“We’ve really seen an increase in the ridership on our existing Amtrak services,” she said. “For example, from 2002 to 2013, we’ve actually seen about a 78 percent increase in ridership on those services.
“There is service connecting Grand Rapids and Chicago, Port Huron and Chicago, and Detroit and Chicago, and that number has been staying strong since 2013. That is a trend that has made us consider looking at additional passenger rail service in Michigan.
“The other component is, in 2010, the Michigan Environmental Council worked with the Michigan Association of Railroad Passengers and MDOT to conduct several public forums around Michigan to find out what people wanted to see in their passenger rail system. This was a key theme that came out, and it was included as a recommendation in MDOT’s state rail plan to do some additional studies on this corridor.”
Treutel said there are several projected economic benefits of reviving the corridor’s passenger rail service, including reconnecting the state’s job centers, hospitals and educational institutions, as well as options for in-state travel and tourism growth.
Targeting millennials is also a factor with potential economic impact.

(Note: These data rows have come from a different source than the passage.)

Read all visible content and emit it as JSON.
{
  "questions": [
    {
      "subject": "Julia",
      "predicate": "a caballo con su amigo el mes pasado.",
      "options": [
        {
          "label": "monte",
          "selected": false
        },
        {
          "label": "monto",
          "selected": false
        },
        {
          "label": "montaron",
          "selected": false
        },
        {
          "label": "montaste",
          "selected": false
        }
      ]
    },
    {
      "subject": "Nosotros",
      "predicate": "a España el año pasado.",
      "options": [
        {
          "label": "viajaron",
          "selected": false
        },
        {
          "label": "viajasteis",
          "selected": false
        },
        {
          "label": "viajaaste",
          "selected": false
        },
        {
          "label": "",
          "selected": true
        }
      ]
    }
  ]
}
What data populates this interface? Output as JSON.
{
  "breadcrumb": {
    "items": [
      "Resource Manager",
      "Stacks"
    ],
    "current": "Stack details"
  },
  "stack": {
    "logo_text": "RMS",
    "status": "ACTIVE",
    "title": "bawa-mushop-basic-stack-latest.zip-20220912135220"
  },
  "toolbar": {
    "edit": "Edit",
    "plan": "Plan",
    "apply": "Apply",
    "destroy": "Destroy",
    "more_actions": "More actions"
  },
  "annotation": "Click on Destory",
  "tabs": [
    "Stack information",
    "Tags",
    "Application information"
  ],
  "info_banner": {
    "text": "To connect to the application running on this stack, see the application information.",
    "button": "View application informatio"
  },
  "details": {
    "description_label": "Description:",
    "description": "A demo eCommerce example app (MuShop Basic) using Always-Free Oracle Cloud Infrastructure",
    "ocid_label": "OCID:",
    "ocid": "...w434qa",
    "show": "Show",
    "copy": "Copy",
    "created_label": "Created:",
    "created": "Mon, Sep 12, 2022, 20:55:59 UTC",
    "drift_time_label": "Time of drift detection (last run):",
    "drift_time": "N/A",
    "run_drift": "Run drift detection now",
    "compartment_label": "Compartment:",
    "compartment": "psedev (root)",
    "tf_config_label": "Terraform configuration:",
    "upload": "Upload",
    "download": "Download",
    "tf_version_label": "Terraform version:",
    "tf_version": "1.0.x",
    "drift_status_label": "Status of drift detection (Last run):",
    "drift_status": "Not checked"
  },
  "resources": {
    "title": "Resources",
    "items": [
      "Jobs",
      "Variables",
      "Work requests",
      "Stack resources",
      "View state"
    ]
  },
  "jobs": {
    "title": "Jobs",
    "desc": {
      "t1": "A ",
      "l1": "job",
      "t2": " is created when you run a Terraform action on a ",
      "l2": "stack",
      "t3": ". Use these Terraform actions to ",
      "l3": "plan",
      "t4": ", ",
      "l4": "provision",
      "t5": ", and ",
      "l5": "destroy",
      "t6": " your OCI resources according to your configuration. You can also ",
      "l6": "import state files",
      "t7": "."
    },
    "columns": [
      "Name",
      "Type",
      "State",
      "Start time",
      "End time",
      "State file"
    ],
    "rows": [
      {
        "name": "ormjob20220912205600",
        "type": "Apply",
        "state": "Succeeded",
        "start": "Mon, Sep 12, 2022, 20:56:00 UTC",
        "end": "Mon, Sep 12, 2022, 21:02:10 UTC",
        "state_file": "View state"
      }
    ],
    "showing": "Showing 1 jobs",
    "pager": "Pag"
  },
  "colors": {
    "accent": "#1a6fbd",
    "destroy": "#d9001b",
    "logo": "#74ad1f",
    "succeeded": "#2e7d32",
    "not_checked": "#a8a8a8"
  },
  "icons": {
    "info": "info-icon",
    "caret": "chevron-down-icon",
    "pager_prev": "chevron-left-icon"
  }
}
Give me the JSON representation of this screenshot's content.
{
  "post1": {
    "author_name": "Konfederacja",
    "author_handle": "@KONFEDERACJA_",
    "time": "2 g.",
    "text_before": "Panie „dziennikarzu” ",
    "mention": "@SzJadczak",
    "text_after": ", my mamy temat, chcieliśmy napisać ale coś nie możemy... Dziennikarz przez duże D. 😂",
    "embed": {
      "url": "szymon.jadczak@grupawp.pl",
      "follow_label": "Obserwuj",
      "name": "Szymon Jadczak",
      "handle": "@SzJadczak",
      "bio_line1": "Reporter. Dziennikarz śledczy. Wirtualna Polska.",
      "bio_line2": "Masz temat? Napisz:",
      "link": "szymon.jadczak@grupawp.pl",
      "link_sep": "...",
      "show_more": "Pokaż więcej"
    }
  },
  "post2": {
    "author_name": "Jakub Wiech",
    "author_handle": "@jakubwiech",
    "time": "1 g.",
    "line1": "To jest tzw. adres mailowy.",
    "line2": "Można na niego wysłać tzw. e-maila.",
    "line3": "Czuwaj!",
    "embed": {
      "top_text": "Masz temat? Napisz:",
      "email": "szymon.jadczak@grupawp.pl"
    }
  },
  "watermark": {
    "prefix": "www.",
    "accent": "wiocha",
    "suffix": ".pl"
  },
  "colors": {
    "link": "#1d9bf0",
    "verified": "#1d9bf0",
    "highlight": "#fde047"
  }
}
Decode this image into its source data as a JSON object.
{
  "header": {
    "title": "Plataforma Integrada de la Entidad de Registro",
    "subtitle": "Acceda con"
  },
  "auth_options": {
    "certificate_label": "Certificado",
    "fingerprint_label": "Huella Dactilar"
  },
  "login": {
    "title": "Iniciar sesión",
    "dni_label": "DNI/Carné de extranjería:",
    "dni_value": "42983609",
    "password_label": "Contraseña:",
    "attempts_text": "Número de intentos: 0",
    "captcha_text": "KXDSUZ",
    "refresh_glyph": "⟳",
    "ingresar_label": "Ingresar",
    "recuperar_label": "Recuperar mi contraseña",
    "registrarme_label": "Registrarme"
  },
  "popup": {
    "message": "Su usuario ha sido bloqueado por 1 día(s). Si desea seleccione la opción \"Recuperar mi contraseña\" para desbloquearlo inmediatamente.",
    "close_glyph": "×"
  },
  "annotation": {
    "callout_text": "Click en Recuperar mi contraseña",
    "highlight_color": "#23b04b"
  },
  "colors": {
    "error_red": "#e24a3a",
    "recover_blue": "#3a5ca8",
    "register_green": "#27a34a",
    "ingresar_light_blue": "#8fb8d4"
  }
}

“We know millennials look at three major components when they consider where to go,” she explained. “One of the top three components they look at is if there is public transit and transportation options available. We think this could play a major role in keeping our educated, talented workforce here because they will have that option.”
Three possible routes have been proposed, with the variations occurring between Lansing and Detroit.
Additional stops could occur in Jackson, Howell, Ann Arbor and Pontiac. All three routes include stops in Wayne and Dearborn.
Treutel said although the study proposes three routes, additional options may be considered in future studies if the project moves forward.
“This is the exploratory study, and we decided to narrow it down to these three routes,” she said.
She noted the routes that have been selected all have existing rail infrastructure, which is important to the final cost of the project, which has yet to be determined.
“They are mostly owned by private railroad companies,” she said.
A consultant was hired recently to inspect the infrastructure.
“He was pleasantly surprised that the quality is pretty good,” Treutel said.
“Freight traffic currently runs on these lines, and there is a lower standard of quality for freight rail versus passenger rail, so some of the quality will have to be upgraded if this moves forward.”
So far there has been a lot of support for reviving coast-to-coast rail service, according to Treutel. She noted it will be important to determine if the study finds the cost and ridership components support the project.
She said the timeline is dependent on a number of factors, but right now seven to 10 years is a realistic number.
“The political will to move this concept forward is going to be huge in whether or not this moves forward — and, if it does, in how fast it moves,” she said.
She said so far local and state government leaders have shown support for the project.